“You know, how do we approach individual problems in non-traditional ways, become a more agile police department -- because I'm telling you, the criminal element, they're agile at seeing an opportunity. And if there is something occurring or coming up, we need to adjust to how we address that problem. So, whether it's changing our direction mid-stride or moving resources, coming up with new approaches to problems, creating new partnerships, I think we need to be more agile as a police department and ready to attack those problems in the early onset.”


“We have to be actively moving forward to address that crisis in Boise. The one thing that we have an advantage … Is trends tend to hit us late. We've got the rest of the country experiences extreme tragedies and we've see tragedy in Boise, but we've had a chance to see what's working, what's not working in other agencies, other cities and adopting the best of those programs to fit Boise and address those emerging trends, that emerging crisis before ... before we end up trying to recover from something that's already lost.

“One of the approaches that we really believe in with Opioids as well as other problems is diversion. Instead of being locked into the criminal justice program for people who are having those types of problems … And I'm not talking about big dealers, those people need to be in prison … But somebody that's addicted, how can we get that person into services that are likely to change the course of their lives. Rather than what is very expensive, putting people in jail and taking somebody away from their families. How can we approach that, to get people on the right path? And I think we've got to be creative and we've got to look at this from the heart and the mind at how we approach this problem. This really is an epidemic across the country and there's very few cities and agencies that are doing well in dealing with it. We want to be one of those few.

“There's an advantage to being one of the most isolated, midsize city in the country. And that is that it forces everybody in the Treasure Valley to work together."

“We've got to work together; we've got to lean on each other. And for us to make those kinds of solutions it really is ... it's looking at our hospitals, at our educational system, at those non-profits that are providing the services. It's looking at our fellow agencies across the valley, and then taking the non-traditional … whether it's the churches or the community. There are groups all across this Valley that are making differences in people's lives and sometimes we've just got to get the pieces together, and then we can take that one off or two off and really turn that into a full solution.

“You know, police officers are always in that position that we run into the person at that moment of crisis.

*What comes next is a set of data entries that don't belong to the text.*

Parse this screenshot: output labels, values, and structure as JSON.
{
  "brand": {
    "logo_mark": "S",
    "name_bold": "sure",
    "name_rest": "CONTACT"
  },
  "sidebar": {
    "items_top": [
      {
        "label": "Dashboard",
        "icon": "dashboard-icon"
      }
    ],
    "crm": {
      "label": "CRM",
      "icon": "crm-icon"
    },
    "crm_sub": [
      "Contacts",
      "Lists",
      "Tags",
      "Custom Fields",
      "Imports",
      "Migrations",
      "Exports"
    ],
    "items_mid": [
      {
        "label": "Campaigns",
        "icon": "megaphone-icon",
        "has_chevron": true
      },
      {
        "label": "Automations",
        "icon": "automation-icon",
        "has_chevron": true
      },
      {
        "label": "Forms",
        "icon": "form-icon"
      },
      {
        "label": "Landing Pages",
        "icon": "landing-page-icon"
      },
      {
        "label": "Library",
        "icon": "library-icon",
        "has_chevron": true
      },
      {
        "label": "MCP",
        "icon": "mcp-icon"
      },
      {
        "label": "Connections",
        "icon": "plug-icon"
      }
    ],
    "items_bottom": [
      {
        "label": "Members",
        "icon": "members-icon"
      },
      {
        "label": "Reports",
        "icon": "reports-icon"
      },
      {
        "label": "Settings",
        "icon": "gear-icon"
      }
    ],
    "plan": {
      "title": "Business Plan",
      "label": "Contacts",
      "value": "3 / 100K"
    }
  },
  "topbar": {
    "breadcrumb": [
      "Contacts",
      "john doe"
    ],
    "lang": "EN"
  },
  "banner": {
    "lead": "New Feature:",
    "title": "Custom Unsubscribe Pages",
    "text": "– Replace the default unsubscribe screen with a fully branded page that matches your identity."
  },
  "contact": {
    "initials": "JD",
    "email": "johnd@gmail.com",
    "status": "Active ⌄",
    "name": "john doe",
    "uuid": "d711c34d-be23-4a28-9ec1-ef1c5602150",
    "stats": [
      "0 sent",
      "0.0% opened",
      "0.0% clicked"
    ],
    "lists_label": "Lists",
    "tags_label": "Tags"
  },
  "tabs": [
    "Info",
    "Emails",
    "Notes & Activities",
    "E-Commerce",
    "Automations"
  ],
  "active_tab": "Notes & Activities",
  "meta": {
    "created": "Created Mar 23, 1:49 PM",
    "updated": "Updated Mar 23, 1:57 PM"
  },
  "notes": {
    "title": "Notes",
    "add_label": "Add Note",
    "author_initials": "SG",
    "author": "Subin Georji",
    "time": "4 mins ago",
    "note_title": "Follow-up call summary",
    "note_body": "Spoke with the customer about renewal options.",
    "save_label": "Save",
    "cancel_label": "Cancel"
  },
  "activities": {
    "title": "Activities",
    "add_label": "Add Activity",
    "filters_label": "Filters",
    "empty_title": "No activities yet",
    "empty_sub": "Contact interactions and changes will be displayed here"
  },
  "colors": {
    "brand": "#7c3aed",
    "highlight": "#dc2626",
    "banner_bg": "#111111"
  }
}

We're at that front line. So, if we can recognize the problem and get them on the right path, but whoever it is and for whatever the problem is, you've got to have everything down the road for that. Whether that's housing or education or substance abuse treatment, whether it's getting people to feel like they're part of something rather than an individual outside of society ... We've got to look at what the root issues are and let them provide solutions and that's … usually a multi-year process.

“I know what some of the problems are that we're going to see in 2018. I don't know all of those problems are, but I do know that we're going to see them. And if we're not successful, then the safety of our city fails and we're not going to let that happen.”

close video ad
Unmutetoggle ad audio on off